About the Your Turn survey: These responses represent the views of the ASBJ Reader Panel, a self-selected sample of subscribers, plus other readers who choose to participate by postal mail, e-mail, or online at www.asbj.com. The views expressed here do not necessarily reflect the opinions or policies of American School Board Journal or of its publisher, the National School Boards Association. Join the panel at www.asbj.com/readerpanel.
YOUR TURN: YOU SAY
So what have you done -- innovation-wise -- lately? That’s a rather broad question, we know. (Our exact words were: “What Works?”) But you responded with a variety of good ideas, from providing reading intervention in the early years, to simplifying grade transitions in elementary and middle school.

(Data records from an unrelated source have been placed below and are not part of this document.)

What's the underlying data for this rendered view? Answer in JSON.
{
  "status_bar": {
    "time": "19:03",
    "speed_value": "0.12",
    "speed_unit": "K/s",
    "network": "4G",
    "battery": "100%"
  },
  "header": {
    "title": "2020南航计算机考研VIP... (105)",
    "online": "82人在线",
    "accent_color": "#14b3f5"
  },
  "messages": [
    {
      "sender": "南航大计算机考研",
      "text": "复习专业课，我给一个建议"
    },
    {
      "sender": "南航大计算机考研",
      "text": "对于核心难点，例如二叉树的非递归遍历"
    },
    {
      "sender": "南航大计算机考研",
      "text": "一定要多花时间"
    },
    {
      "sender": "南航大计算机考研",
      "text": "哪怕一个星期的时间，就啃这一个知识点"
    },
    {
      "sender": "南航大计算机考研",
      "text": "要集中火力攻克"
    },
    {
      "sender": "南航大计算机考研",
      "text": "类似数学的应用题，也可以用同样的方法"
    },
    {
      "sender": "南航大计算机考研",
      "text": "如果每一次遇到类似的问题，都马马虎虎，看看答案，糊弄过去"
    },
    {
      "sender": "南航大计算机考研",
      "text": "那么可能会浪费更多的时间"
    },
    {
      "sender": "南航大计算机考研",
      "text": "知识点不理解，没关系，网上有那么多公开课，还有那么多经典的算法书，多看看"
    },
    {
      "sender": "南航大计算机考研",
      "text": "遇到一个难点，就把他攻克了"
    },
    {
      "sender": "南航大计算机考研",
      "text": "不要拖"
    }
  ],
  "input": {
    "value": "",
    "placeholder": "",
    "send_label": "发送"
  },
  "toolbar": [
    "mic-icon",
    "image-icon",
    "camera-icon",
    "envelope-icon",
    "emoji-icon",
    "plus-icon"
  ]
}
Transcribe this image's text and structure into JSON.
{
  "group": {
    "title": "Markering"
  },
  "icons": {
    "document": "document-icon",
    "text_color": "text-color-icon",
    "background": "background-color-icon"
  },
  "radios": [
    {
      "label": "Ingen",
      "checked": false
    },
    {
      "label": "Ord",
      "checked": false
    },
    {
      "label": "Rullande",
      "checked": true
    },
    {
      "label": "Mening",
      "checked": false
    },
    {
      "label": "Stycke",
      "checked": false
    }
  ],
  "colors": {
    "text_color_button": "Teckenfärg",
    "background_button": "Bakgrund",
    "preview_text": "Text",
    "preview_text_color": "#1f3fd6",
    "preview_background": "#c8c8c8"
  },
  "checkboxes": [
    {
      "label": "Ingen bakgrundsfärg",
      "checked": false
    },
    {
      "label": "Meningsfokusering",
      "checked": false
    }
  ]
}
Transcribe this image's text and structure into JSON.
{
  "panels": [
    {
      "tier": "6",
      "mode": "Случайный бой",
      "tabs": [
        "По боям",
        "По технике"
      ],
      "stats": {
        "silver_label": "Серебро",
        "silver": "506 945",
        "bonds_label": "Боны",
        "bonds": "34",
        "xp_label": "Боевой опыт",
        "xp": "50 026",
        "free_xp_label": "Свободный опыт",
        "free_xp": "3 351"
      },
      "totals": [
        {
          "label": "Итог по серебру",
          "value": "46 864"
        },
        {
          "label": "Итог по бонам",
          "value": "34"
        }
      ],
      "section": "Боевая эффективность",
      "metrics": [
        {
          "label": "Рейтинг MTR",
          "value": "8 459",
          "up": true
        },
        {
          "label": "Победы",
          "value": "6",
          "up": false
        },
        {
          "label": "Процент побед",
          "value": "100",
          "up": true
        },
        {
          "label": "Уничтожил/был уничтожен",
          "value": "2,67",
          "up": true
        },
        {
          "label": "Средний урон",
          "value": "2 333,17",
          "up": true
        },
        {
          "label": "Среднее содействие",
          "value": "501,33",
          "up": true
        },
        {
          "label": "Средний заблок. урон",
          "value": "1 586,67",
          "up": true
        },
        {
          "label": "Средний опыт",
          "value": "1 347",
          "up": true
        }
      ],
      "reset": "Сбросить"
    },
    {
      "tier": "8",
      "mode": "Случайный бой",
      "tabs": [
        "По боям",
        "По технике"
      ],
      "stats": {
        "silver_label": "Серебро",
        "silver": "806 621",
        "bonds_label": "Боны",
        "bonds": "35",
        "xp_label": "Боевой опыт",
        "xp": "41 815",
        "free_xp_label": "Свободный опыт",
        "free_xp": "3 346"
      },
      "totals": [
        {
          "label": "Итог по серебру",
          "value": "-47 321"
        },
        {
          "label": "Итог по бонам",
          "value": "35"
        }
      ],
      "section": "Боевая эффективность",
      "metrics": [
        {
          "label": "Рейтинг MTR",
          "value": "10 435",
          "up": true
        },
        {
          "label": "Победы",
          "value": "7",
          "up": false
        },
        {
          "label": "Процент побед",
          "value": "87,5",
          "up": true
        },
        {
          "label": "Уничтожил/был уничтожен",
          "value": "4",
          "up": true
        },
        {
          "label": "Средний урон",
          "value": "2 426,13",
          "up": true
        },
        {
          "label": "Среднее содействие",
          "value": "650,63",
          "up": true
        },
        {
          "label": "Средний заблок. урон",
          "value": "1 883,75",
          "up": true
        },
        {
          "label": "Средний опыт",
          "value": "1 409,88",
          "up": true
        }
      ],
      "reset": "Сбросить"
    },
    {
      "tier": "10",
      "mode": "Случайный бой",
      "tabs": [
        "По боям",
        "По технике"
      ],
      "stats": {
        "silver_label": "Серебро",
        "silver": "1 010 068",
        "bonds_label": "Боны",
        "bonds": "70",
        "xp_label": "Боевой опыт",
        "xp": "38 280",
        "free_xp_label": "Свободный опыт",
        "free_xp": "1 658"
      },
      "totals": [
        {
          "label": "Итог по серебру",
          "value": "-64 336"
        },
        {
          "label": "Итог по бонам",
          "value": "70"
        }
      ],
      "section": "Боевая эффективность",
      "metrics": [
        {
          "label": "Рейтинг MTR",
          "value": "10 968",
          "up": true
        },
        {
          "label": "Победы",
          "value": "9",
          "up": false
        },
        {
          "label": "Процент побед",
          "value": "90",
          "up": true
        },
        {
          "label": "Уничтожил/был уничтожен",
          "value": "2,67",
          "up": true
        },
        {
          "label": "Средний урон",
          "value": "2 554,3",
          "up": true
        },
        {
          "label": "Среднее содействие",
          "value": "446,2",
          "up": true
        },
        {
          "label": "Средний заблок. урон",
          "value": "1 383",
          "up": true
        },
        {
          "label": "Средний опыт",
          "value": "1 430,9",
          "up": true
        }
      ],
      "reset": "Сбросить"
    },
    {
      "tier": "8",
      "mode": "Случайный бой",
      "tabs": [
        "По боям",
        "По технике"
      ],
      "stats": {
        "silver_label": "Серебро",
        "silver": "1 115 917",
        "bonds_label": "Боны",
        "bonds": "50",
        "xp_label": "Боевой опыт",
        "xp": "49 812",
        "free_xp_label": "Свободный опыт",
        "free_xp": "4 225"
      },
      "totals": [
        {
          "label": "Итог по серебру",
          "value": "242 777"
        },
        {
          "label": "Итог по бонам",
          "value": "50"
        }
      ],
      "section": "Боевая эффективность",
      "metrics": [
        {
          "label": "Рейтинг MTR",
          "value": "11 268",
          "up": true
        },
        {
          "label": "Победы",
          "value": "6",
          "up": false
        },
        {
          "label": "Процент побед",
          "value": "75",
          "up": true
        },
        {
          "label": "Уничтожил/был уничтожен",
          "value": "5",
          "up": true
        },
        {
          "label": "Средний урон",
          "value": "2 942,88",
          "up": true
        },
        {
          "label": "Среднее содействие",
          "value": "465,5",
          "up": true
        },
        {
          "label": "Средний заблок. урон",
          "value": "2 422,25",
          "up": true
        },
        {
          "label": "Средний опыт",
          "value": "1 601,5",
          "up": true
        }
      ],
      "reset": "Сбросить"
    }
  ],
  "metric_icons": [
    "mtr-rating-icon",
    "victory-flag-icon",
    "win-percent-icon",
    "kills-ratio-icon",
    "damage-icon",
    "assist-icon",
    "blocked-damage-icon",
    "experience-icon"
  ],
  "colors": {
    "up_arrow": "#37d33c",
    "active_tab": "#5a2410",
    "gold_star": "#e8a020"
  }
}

• We are a small (under 6,000) district and, like most in Michigan, have been steadily shrinking. We used our need to downsize to improve educational delivery through grade reconfiguration. Research shows that transitions (fifth grade to middle school, eighth grade to high school) are precarious times for students, but it is the change in cohort more than the change in schools that does the damage, as students jockey for position among new peers. As we closed elementary schools, we changed one middle school to contain all our fifth and sixth grades and the other to hold all our seventh and eighth grades. Now, the only transition that mixes students from different schools will be the fourth-to-fifth-grade change. The new K-4 schools will have much more balanced populations than before, allowing for more equal educational opportunities and many fewer split-grade classrooms. The new intermediate and junior high schools will do the same, plus enable us to focus services in a more age-appropriate way. -- Martha Toth, board member, Michigan
• We have a reading intervention program that targets students in grades one through three to bring them up to grade level by providing additional time in reading skills every day. We recently contracted with a new social studies program that uses laptop computers to access online, real-time data and programs to assist students in learning about history, cultures, societies, economics, and social ideas -- giving the learning process a whole new meaning, focus, and energy. Our students also enjoy theater arts, music, and athletic programs. We are constantly looking for ways to engage our students and keep them interested in learning. Our Community High School program gives those students who cannot seem to make in the traditional setting a way to obtain a high school degree under an independent, block time program. -- Tim Lamb, board member, North Dakota
• I am a former school board member president and current executive director of Parents for Public Schools (PPS), a national organization of community based chapters, working to engage parents to support and improve public schools. PPS, based on our work in parent development, is soon to launch a new parent development tool, Paths to Parent Leadership. This will be a comprehensive curriculum/tool that will develop parent leaders who will understand the challenges of public education and hold their schools accountable to meet those challenges. We know from research that when we find high achieving schools, there are always engaged parents nearby who are part of the success. -- Anne W. Foster, former Texas board member, Mississippi